Includes bibliographical references (p. 171-179) and index.
|Statement||Ted G. Jelen, Clyde Wilcox.|
|Series||American political institutions and public policy|
|Contributions||Wilcox, Clyde, 1953-|
|LC Classifications||BR516 .J45 1995|
|The Physical Object|
|Pagination||xvii, 189 p. ;|
|Number of Pages||189|
|ISBN 10||156324148X, 1563241498|
|LC Control Number||95017896|
Using data from the Williamsburg Charter surveys, this book provides a portrait of public attitudes on church-state issues. It examines the social, religious and political sources of differences on issues, making comparisons among Protestants, Catholics, Jews and non-denominational by: Using data from the Williamsburg Charter surveys, this book provides a portrait of public attitudes on church-state issues. It examines the social, religious and political sources of differences on issues, making comparisons among Protestants, Catholics, Jews and non-denominational religions. Using data from the Williamsburg Charter surveys, this book provides a portrait of public attitudes on church-state issues. It examines the social, religious and political sources of differences on Read more. While refined and clarified over the centuries, the Catholic position on the relationship between science and religion is one of harmony, and has maintained the teaching of natural law as set forth by Thomas example, regarding scientific study such as that of evolution, the church's unofficial position is an example of theistic evolution, stating that faith and scientific findings.

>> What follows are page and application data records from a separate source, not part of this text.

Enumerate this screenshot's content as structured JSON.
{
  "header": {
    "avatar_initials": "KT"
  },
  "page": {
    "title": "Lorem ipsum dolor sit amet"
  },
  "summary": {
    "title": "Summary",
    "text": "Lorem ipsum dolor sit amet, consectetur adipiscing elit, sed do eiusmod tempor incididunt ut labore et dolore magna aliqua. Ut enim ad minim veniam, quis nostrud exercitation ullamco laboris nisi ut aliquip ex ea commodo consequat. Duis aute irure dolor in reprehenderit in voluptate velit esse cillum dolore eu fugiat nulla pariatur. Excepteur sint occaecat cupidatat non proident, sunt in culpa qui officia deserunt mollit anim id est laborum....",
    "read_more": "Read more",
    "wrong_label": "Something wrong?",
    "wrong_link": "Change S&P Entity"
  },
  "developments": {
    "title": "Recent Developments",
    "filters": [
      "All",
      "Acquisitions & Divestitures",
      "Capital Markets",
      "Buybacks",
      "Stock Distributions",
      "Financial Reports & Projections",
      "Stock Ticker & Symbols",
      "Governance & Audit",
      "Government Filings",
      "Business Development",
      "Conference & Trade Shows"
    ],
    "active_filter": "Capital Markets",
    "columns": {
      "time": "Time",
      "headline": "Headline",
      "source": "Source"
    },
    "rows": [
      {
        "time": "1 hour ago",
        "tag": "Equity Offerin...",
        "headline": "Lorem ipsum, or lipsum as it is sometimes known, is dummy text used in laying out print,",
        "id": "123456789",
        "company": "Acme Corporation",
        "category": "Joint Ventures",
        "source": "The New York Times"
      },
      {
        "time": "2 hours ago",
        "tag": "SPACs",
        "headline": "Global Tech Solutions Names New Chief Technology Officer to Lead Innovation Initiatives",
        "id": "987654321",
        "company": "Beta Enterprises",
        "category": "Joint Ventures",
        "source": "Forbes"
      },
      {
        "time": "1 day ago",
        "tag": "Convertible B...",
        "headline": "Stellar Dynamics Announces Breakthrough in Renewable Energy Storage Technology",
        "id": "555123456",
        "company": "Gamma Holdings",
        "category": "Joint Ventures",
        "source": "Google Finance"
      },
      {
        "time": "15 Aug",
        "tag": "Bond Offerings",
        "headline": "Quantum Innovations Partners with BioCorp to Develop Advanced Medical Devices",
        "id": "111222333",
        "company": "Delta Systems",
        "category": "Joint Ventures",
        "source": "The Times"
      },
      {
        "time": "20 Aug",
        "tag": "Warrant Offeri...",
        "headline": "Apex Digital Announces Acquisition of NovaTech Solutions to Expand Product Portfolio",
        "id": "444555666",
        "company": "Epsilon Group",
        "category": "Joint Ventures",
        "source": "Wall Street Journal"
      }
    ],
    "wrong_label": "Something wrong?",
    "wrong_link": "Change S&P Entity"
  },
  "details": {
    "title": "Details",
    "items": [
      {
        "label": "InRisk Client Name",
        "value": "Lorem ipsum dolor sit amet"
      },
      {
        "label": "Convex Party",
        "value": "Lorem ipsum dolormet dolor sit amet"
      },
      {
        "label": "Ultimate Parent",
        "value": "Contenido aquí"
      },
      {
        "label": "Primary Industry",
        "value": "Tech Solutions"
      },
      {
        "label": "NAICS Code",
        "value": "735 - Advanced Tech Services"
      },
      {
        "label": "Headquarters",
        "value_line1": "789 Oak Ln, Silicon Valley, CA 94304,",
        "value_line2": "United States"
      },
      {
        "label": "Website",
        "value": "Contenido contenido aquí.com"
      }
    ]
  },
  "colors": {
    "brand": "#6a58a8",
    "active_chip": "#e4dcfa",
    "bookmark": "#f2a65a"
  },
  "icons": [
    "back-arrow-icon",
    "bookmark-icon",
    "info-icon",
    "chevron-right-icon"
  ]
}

Since exposure to religious diversity has been shown (as will be discussed in the pages that follow) to affect public attitudes toward church-state relations, the impact of 9/11 on church-state politics seems likely to be profound and ongoing, in ways about which we can only speculate. The Third Disestablishment examines the dominant religious-cultural conflicts of the ss between Protestants and Catholics, but it also shows how other trends and controversies during mid-century impacted both judicial and popular attitudes toward church-state separation: the Jehovah's Witnesses' cases of the lates and early's 5/5(1). Church State. Church State Piastra Civita Castellana-brücke Rarely Nswleipzig. $1, The Journal of Church and State is a quarterly peer-reviewed academic journal of religious studies and political science, covering First Amendment issues. It is published by Oxford University Press on behalf of the J. M. Dawson Institute of Church-State Studies (Baylor University). It was established in The editor-in-chief is Jerold Waltman (Baylor University).Edited by: Jerold Waltman.
Political Culture and Public Opinion quizzes about important details and events in every section of the book. People acquire political culture through a process known as political socialization. A major political event can shape an entire generation’s attitudes toward its nation and government. Example: World War II defined the. Oxford University Press is a department of the University of Oxford. It furthers the University's objective of excellence in research, scholarship, and education by publishing worldwide. Presents the results of a study that examined public opinions on church-state relations to determine whether the term culture war is appropriate in describing the conflict involved in the role of religion. Finds that the viewpoints on church-state relations are more complex than previously believed. (CMK)Author: Ted G. Jelen, Clyde Wilcox. Societal attitudes toward homosexuality vary greatly across different cultures and historical periods, as do attitudes toward sexual desire, activity and relationships in general. All cultures have their own values regarding appropriate and inappropriate sexuality; some sanction same-sex love and sexuality, while others may disapprove of such activities in part.